Introduction - Master Fitness Trainers

A Master Fitness Trainer (MFT) is a soldier who has completed either the four-week active-component, two-week reserve-component, or US Military Academy’s MFT course work. Although called “masters,” MFTs are simply soldiers who know about all aspects of physical fitness training and how soldiers’ bodies function.
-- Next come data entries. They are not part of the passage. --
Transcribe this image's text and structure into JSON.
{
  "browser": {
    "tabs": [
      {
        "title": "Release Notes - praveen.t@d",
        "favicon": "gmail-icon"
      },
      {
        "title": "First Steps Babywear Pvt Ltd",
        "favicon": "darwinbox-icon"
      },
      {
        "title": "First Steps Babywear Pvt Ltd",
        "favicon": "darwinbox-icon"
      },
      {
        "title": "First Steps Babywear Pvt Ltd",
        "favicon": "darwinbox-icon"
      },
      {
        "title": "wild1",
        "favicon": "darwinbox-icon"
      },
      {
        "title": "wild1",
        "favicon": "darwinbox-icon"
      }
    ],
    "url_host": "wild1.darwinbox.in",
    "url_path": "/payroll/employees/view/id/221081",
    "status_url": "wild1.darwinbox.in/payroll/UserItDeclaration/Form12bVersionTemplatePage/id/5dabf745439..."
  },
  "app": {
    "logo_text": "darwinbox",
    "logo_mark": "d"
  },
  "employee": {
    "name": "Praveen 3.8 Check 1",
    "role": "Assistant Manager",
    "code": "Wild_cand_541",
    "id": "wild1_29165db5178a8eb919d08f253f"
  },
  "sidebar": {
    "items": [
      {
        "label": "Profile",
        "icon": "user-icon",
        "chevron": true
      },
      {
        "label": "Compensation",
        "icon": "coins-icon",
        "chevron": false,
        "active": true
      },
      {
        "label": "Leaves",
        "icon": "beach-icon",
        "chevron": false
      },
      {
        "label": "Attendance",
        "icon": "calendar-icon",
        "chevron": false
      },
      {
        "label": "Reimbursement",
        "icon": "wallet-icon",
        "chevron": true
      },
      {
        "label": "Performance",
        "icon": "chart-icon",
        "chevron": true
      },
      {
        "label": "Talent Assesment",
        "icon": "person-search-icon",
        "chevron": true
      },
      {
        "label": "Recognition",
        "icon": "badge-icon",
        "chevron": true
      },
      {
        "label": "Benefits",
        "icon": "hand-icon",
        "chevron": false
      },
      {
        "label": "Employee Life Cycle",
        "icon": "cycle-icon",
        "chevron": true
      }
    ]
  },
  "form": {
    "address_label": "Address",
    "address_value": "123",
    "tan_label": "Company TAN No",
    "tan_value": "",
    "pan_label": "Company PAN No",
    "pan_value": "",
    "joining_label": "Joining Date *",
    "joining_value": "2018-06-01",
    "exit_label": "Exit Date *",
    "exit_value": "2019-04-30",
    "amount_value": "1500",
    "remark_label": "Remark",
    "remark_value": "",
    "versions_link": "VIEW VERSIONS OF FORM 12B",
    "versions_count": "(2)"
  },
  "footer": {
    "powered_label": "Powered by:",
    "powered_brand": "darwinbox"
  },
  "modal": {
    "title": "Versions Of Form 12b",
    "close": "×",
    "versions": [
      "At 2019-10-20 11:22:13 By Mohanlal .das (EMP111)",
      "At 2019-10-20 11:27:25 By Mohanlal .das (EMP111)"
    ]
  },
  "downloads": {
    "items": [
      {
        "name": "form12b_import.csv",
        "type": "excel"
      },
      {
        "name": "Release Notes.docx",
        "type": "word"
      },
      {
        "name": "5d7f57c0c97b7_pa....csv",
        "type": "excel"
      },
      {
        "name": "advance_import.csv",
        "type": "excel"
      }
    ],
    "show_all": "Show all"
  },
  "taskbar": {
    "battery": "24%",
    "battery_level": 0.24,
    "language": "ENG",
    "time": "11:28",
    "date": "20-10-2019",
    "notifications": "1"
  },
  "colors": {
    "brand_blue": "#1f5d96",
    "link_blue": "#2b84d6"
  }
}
Most importantly, since MFTs are taught to design individual and unit programs, they should be used by commanders as special staff assistants for this purpose.
MFTs can do the following:
• Assess the physical fitness levels of individuals and units.
• Analyze the unit's mission-related tasks and develop sound fitness training programs to support those tasks.
• Train other trainers to conduct sound, safe physical training.
• Understand the structure and function of the human body, especially as it relates to exercise.

Components of Fitness
Physical fitness is the ability to function effectively in physical work, training, and other activities and still have enough energy left over to handle any emergencies which may arise.
The components of physical fitness are as follows:
• Cardiorespiratory (CR) endurance- the efficiency with which the body delivers oxygen and nutrients needed for muscular activity and transports waste products from the cells.
• Muscular strength - the greatest amount of force a muscle or muscle group can exert in a single effort.
• Muscular endurance - the ability of a muscle or muscle group to perform repeated movements with a sub-maximal force for extended periods of times.
• Flexibility-the ability to move the joints (for example, elbow, knee) or any group of joints through an entire, normal range of motion.
• Body composition-the amount of body fat a soldier has in comparison to his total body mass.
Improving the first three components of fitness listed above will have a positive impact on body composition and will result in less fat. Excessive body fat detracts from the other fitness components, reduces performance, detracts from appearance, and negatively affects one’s health.
Factors such as speed, agility, muscle power, eye-hand coordination, and eye-foot coordination are classified as components of “motor” fitness. These factors affect a soldier’s survivability on the battlefield. Appropriate training can improve these factors within the limits of each soldier’s potential. The Army’s fitness program seeks to improve or maintain all the components of physical and motor fitness through sound, progressive, mission-specific physical training for individuals and units.

Principles of Exercise
Adherence to certain basic exercise principles is important for developing an effective program. The principles of exercise apply to everyone at all levels of physical training, from the Olympic-caliber athlete to the weekend jogger. They also apply to fitness training for military personnel.
These basic principles of exercise must be followed:
• Regularity. To achieve a training effect, a person must exercise of ten. One should strive to exercise each of the first four fitness components at least three times a week. Infrequent exercise can do more harm than good. Regularity is also important in resting, sleeping, and following a good diet.
• Progression. The intensity (how hard) and/or duration (how long) of exercise must gradually increase to improve the level of fitness.
• Balance. To be effective, a program should include activities that address all the fitness components, since overemphasizing any one of them may hurt the others.
• Variety. Providing a variety of activities reduces boredom and increases motivation and progress.
• Specificity. Training must be geared toward specific goals. For example, soldiers become better runners if their training emphasizes running. Although swimming is great exercise, it does not improve a 2-mile-run time as much as a running program does.
• Recovery. A hard day of training for a given component of fitness should be followed by an easier training day or rest day for that component and/or muscle group(s) to help permit recovery. Another way to allow recovery is to alternate the muscle groups exercised every other day, especially when training for strength and/or muscle endurance.
• Overload. The work load of each exercise session must exceed the normal demands placed on the body in order to bring about a training effect.

FITT Factors
Certain factors must be part of any fitness training program for it to be successful. These factors are Frequency, Intensity, Time, and Type. The acronym FITT makes it easier to remember them.